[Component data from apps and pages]

Start of Block

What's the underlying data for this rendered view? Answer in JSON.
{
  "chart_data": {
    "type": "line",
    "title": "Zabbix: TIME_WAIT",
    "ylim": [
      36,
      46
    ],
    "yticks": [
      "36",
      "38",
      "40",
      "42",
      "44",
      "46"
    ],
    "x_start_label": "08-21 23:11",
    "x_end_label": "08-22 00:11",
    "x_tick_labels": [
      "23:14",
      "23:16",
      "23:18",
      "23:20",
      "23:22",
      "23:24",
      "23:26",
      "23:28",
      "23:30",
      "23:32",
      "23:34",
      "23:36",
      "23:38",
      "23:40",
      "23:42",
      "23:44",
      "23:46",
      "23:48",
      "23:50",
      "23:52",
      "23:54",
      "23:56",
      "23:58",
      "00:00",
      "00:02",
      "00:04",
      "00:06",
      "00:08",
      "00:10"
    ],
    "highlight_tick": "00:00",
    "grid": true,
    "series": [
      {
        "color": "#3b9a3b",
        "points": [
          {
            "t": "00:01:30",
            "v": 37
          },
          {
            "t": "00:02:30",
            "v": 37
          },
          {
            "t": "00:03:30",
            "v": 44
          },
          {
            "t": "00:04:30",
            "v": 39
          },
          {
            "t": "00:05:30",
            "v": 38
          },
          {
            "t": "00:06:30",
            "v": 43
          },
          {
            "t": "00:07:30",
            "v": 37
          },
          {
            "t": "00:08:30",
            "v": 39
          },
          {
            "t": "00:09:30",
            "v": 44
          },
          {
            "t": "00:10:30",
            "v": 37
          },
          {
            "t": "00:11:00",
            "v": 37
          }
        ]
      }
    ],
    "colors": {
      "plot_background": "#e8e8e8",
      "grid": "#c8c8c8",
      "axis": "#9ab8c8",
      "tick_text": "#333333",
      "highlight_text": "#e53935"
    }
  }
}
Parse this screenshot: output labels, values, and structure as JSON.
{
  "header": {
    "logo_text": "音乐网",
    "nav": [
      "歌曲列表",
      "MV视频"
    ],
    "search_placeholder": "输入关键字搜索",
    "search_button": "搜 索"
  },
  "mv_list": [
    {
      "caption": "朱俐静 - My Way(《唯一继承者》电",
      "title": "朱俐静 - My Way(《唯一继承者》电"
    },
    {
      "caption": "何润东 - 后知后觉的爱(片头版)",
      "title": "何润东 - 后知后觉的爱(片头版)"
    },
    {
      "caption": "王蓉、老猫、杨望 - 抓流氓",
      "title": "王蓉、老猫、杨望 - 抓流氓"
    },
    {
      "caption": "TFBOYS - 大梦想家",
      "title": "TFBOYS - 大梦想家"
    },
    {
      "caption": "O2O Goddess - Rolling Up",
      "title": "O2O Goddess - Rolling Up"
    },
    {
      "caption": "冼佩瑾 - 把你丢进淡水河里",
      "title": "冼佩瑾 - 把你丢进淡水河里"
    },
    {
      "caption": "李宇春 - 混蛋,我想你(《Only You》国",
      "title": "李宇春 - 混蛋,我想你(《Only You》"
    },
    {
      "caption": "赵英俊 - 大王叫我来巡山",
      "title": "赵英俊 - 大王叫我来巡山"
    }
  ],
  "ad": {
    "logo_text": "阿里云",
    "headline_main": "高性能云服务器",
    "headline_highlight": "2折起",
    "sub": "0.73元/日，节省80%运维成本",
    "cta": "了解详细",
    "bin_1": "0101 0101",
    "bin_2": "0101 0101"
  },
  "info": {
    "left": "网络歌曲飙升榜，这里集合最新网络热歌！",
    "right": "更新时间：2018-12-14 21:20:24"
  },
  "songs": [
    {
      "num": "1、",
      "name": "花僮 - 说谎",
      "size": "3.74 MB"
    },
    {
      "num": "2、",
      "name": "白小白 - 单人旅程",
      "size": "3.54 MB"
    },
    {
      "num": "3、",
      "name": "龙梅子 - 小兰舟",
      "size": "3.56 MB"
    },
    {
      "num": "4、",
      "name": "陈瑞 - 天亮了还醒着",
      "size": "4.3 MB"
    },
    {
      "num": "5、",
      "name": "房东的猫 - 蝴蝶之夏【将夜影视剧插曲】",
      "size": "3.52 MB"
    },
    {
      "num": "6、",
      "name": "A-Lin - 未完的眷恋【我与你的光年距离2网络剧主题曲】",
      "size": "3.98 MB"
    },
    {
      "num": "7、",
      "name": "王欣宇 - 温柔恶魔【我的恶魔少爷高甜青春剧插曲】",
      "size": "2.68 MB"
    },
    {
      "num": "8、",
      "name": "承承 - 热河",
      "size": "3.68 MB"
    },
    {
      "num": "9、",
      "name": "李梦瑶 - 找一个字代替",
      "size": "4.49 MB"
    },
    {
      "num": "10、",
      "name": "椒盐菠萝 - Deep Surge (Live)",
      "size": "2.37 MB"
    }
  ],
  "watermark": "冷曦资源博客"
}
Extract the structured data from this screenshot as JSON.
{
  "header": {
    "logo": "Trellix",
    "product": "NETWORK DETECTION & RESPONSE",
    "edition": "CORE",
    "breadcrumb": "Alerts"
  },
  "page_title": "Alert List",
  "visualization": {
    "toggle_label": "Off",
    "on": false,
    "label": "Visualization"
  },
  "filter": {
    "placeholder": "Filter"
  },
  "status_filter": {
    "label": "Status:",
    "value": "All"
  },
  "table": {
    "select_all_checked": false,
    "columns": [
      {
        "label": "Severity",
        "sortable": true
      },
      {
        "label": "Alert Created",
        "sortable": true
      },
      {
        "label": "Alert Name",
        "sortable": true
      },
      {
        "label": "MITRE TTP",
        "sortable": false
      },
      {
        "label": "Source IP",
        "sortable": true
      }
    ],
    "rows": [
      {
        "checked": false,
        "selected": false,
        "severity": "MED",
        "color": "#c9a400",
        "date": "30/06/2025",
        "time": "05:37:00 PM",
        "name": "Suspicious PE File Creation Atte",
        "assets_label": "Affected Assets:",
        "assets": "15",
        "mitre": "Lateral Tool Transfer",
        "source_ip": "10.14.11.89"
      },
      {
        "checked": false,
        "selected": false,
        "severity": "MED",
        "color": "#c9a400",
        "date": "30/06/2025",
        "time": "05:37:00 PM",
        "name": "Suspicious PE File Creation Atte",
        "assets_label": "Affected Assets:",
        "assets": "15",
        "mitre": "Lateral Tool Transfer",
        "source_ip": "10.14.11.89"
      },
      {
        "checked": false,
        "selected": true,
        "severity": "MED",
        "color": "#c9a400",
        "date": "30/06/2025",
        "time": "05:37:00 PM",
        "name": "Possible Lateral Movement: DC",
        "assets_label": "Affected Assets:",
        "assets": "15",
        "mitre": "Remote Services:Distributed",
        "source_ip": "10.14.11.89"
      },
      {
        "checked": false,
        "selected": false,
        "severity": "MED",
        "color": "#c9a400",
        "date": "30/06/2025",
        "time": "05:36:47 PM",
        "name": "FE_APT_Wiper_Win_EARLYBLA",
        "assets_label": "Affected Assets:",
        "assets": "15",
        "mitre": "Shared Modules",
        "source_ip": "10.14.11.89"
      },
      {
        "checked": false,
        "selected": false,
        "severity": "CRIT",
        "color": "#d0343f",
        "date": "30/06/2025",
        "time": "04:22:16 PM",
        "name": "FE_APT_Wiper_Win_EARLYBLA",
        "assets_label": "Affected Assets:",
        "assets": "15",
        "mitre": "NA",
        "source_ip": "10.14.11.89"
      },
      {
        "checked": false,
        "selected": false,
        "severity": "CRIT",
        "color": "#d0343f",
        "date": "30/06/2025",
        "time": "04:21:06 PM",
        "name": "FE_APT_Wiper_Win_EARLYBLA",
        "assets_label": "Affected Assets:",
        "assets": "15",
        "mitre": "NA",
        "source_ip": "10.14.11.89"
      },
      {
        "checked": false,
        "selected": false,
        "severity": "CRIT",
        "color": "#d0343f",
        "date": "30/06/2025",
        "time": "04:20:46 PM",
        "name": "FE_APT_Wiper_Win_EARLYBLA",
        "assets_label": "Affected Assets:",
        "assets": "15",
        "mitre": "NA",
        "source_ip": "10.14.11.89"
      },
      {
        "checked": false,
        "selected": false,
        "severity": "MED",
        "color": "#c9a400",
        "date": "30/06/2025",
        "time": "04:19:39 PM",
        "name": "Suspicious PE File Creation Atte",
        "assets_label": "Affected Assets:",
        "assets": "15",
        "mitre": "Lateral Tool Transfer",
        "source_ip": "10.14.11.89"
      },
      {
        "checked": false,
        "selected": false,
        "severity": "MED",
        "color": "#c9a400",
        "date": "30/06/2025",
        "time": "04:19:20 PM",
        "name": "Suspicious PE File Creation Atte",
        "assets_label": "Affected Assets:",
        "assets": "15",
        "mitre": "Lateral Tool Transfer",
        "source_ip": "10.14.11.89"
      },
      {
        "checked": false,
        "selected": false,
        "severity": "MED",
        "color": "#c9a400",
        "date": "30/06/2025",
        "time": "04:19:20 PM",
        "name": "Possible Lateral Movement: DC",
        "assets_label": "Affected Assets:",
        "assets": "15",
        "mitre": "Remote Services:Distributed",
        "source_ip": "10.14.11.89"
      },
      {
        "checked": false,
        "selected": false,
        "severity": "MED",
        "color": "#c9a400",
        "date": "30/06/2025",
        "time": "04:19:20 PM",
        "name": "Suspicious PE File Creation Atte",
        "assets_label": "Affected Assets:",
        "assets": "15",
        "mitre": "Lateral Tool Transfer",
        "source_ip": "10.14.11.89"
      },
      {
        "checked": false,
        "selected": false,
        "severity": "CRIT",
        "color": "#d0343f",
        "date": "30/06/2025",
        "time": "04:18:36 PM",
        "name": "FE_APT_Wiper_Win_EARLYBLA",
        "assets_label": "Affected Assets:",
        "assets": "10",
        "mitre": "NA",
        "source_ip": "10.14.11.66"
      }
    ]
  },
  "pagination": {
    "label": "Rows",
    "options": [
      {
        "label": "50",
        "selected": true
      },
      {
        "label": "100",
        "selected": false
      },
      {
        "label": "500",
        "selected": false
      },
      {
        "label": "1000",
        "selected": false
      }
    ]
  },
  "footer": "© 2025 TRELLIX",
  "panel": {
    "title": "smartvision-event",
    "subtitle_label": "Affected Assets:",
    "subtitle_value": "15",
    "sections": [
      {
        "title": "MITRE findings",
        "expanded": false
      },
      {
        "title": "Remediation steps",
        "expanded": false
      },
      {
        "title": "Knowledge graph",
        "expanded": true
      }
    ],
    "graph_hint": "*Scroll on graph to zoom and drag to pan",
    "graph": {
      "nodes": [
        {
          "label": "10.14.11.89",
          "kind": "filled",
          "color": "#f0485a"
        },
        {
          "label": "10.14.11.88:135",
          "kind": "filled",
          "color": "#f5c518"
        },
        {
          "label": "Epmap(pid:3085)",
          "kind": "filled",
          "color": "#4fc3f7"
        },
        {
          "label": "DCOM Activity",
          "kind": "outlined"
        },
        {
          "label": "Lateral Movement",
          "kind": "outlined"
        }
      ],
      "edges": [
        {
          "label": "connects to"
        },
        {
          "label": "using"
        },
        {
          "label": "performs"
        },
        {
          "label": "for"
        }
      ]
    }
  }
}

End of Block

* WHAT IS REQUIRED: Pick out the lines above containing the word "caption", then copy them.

* SOLVED PROBLEM:
      "caption": "朱俐静 - My Way(《唯一继承者》电",
      "caption": "何润东 - 后知后觉的爱(片头版)",
      "caption": "王蓉、老猫、杨望 - 抓流氓",
      "caption": "TFBOYS - 大梦想家",
      "caption": "O2O Goddess - Rolling Up",
      "caption": "冼佩瑾 - 把你丢进淡水河里",
      "caption": "李宇春 - 混蛋,我想你(《Only You》国",
      "caption": "赵英俊 - 大王叫我来巡山",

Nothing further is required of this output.